Tromsø—interactive, high definition photo

Tromsø in high definition
Tromsø in high definition

We are probably all quite used to the detail that we can see on Google maps these days, particularly in the street view. But check out this interactive, high-definition photograph of Tromsø in Norway. The level of detail that it has captured is astounding!

Circus

Circus and elephants
Circus and elephants

On the zoomed-out map you cannot even see the circus tent, but zoomed in you can clearly see the elephants (and a giant, pink dancing elephant).

Mountains

Mountains above Tromso
Look at the level of detail on the mountains opposite.

This is range of mountains directly across from the camera, at maximum zoom. You can clearly see detail of rocks.

Ships, houses and sunbathing

Ship docked, with woman sunbathing on the balcony
Who is that on the balcony?

You can clearly see someone relaxing in the sun on a balcony on this side of the river.

Ski jump

Ski jumps without snow
I wonder if anyone uses this in the summer for skateboarding

This looks like a ski jump without the snow. It’s on the far side of the photograph, certainly too far away to see on the fully-zoomed-out photo.

Paraglider

Paraglider in a rainbow-coloured parachute
Someone hanging around in Tromsø

Check it out!

The photo is quite amazing, capturing an ordinary day in Tromsø. I have probably spent hours over the last couple of years exploring it, looking for the extraordinary amongst the ordinary: Two folks paragliding. A helicopter. Cyclists crossing the road. Two figures in black suits walking through the cemetery. Elephants.

What do you spot in the photo?

My rubbish photos

myrubbishphotos

Back in the 1970s, 1980s and 1990s I had a succession of cameras. And with them a succession of rubbish photos. Now they are appearing on a dedicated blog near you!

Kodak Instamatic 76X

My first camera I got for one of my birthdays while I was at primary school (I think). It was a small Kodak Instamatic 76X that took 126 film cartridges and used disposable flash cubes.

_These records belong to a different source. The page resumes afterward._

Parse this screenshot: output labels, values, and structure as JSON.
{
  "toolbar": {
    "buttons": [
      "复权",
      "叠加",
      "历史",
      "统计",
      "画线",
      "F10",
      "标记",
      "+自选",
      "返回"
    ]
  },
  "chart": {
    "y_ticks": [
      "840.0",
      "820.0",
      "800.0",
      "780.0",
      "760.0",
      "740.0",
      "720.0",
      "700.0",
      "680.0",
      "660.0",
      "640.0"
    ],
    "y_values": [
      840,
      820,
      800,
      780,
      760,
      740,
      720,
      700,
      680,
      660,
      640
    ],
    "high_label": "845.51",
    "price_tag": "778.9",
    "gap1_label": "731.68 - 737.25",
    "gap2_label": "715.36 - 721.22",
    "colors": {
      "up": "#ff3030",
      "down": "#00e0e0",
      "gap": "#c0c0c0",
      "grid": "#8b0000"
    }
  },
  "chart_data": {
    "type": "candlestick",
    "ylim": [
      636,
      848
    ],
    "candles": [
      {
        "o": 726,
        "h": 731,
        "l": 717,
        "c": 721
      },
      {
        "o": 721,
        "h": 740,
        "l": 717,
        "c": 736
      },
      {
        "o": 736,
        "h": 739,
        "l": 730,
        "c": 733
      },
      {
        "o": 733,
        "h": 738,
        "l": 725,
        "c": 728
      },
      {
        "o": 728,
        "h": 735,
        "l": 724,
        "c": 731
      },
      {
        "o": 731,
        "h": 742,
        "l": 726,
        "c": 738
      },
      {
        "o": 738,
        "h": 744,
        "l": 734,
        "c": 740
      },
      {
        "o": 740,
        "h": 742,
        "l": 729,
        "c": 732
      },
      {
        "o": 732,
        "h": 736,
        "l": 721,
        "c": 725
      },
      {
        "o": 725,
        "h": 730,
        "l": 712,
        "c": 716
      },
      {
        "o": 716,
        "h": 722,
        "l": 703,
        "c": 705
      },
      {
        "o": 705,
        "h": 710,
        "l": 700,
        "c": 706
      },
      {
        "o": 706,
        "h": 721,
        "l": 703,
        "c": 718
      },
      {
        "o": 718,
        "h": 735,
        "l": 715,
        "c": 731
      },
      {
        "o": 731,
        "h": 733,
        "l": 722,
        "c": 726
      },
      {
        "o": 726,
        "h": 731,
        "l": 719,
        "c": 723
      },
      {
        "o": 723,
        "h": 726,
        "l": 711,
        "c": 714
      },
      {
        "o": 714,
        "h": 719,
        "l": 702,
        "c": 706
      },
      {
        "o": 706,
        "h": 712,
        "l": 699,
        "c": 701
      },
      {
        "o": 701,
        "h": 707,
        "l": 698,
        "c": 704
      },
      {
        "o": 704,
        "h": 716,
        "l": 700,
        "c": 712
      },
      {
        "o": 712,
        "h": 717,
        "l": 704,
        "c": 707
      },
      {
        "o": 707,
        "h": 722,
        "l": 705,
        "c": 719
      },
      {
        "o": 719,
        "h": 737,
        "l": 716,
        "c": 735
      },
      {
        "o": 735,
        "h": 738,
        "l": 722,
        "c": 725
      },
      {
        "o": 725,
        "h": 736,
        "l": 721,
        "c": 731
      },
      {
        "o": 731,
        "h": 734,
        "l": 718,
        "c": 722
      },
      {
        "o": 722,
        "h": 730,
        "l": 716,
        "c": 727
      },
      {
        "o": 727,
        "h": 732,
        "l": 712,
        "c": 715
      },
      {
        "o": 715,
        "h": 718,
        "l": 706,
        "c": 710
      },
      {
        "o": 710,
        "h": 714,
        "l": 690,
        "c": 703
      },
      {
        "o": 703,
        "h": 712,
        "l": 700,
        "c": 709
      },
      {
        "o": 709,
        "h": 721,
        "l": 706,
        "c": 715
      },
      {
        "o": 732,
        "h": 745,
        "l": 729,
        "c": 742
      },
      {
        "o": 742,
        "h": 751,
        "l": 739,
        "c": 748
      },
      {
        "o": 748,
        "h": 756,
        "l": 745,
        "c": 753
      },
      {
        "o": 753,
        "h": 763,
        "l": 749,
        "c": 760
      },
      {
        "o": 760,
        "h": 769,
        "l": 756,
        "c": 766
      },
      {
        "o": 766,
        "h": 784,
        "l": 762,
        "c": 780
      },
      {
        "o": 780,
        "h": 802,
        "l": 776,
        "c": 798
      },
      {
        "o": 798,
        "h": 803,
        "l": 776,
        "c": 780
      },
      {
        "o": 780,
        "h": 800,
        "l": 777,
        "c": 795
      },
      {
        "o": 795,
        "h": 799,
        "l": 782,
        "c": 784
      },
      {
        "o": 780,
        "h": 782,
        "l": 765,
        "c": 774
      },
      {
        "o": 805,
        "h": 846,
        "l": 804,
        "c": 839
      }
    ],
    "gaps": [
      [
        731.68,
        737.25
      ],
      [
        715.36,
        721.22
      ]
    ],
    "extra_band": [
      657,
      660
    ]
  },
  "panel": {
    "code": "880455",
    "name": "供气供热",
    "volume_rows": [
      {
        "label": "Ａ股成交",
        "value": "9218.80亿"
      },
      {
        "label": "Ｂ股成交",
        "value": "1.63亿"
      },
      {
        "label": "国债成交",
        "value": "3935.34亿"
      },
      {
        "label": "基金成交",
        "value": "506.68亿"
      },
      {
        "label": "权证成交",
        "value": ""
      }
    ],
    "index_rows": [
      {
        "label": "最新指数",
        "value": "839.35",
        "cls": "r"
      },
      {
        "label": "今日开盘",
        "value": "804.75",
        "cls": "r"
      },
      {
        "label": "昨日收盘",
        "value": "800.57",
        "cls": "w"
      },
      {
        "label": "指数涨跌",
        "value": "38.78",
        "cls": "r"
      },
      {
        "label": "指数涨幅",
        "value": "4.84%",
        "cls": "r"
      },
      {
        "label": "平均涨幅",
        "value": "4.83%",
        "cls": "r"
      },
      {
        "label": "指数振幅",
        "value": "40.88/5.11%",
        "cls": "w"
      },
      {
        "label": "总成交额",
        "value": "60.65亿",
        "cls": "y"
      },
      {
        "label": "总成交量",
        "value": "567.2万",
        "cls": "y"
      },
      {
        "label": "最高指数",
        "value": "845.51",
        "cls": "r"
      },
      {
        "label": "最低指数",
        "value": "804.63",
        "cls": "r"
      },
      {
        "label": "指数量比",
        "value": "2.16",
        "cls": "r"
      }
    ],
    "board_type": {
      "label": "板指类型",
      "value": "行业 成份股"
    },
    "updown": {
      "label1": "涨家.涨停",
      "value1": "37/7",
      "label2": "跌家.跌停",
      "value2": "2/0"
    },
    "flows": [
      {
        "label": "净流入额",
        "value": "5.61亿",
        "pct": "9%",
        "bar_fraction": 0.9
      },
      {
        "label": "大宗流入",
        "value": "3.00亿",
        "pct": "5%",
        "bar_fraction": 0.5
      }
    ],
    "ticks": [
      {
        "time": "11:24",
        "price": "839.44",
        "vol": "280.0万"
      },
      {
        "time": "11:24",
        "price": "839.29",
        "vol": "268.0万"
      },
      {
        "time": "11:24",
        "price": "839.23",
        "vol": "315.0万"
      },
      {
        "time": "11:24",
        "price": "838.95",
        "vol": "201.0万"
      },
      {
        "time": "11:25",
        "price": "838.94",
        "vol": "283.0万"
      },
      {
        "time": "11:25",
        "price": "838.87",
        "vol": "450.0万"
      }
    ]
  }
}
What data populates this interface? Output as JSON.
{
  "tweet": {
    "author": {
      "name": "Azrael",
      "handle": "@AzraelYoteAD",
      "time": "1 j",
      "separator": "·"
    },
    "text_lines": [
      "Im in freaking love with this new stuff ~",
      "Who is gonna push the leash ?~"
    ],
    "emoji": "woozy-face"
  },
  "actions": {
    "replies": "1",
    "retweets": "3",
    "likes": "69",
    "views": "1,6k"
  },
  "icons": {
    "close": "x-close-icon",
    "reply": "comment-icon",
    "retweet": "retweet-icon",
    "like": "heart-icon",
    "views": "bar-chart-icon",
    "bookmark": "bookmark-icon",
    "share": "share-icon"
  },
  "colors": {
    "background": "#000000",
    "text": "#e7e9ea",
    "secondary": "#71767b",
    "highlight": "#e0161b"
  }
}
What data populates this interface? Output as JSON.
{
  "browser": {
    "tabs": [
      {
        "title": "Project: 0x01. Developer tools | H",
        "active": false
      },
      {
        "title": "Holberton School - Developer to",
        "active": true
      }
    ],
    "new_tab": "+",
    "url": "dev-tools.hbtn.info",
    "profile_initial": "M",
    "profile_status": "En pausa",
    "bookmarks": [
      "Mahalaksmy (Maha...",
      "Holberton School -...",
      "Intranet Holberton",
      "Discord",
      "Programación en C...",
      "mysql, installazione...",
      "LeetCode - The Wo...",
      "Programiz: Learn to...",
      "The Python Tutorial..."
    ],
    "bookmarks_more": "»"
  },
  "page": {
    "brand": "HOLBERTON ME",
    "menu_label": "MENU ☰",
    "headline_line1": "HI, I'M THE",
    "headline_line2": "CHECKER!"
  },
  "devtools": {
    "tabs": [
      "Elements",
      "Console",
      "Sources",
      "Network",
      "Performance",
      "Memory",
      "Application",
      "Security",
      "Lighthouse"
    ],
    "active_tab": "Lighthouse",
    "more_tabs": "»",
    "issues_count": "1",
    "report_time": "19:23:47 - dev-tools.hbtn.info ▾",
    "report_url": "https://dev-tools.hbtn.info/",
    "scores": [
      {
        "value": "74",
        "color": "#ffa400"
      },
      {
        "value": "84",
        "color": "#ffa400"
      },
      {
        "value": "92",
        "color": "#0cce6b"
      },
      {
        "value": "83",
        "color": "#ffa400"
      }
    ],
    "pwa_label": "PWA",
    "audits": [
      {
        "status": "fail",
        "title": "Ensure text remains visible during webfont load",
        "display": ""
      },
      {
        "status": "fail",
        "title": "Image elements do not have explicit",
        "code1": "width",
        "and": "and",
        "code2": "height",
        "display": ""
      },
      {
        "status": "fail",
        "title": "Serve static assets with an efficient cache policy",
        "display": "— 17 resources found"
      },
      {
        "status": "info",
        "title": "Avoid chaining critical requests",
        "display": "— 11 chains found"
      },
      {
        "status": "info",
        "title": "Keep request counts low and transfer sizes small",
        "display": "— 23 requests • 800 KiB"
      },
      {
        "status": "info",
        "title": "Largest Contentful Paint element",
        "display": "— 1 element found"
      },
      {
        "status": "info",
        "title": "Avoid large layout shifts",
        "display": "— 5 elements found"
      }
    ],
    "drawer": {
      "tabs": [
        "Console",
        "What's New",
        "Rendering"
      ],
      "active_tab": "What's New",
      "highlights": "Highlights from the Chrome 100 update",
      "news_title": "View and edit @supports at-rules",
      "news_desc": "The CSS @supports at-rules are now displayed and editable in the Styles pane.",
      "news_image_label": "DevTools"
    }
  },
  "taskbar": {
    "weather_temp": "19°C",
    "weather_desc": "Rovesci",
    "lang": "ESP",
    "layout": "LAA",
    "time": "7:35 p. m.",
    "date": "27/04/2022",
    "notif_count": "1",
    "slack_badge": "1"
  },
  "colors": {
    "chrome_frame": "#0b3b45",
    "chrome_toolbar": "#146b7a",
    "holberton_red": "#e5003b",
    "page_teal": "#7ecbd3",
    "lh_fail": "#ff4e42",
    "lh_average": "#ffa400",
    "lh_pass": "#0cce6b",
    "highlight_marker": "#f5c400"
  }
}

The flash cube snapped into the top of the camera and as you would expect when you pressed the shutter button it also triggered the flash. As you then manually wound the film on to the next picture, by pulling on a lever with your thumb, it also turned the flash cube round to the next bulb.

Once all four bulbs had been used you had to replace the cube. No wonder our planet is in such a mess!

I don’t remember taking many photographs indoors with that camera.

Or outdoors, for that matter.

In fact, I had an unprocessed film from that camera sitting in a box for years until I had it developed. Disappointingly I can’t remember what was on it. Or where the resulting photographs are.

110 film cartridge

I also can’t remember what make my next camera was (probably another Kodak), but by that time I had advanced to one that took smaller 110 film cartridges and had a built-in, automatic flash that couldn’t be replaced. It also probably ate AA batteries.

I remember taking that one to Greece on a school trip.

Come to think of it, it might have been my Mum’s camera.

35mm

From there I graduated to a pair of Fujifilm automatic 35mm cameras. The first I bought in Singapore on the first National Youth Choir of Great Britain world tour in 1992.

The second I bought at the Argos in Victoria, London after my Singaporean bargain was stolen from a Youth Hostel in York, on another NYCGB course.

One of the things I loved most about those cameras was the automatic loading: drop the 35mm film into the back, close the door and press the button. Whirrrrr whirrrrr whirrrr click and it was loaded.

And lots of rubbish photos

It didn’t matter what kind of film you had, however, one thing remained constant and that was whenever you got close to the end of the film you began to get impatient. The camera could have sat around for months, unused, forgotten. But as soon as you used it for something, and noticed that you had only a few frames left you started to get impatient.

And that’s when I would start taking random photographs around the house. I’d kid myself that I was being arty, and experimental and that they would contribute some day to my overall artistic expression, and some day people would marvel at them.

Back in June 2008 I started a new blog: My Rubbish Photos so you — and people like you — could marvel at my artistic expression.

I’ve only just gotten around to updating it again.

Coming home to Reuben and Joshua

20110823-reubenoncarroof

When I arrived home this evening Reuben wanted ‘up’. Initially ‘up’ into my arms but then ‘up’ onto the car roof. Who was I to deny his wishes?

I think every car needs a Reuben Roof Accessory™. It would certainly prevent you from speeding!

20110823-joshuaphotographer

Fast forward twenty minutes and both Reuben and Joshua were on my desk with a camera each. Thank goodness for digital cameras: I hate to think how many 35mm films we’d have gone through by now!

They love taking photos, and I love taking photos of them taking photos.

I love coming home in the evenings to Reuben, Joshua and Isaac (who was already in bed when we were messing about with the cameras).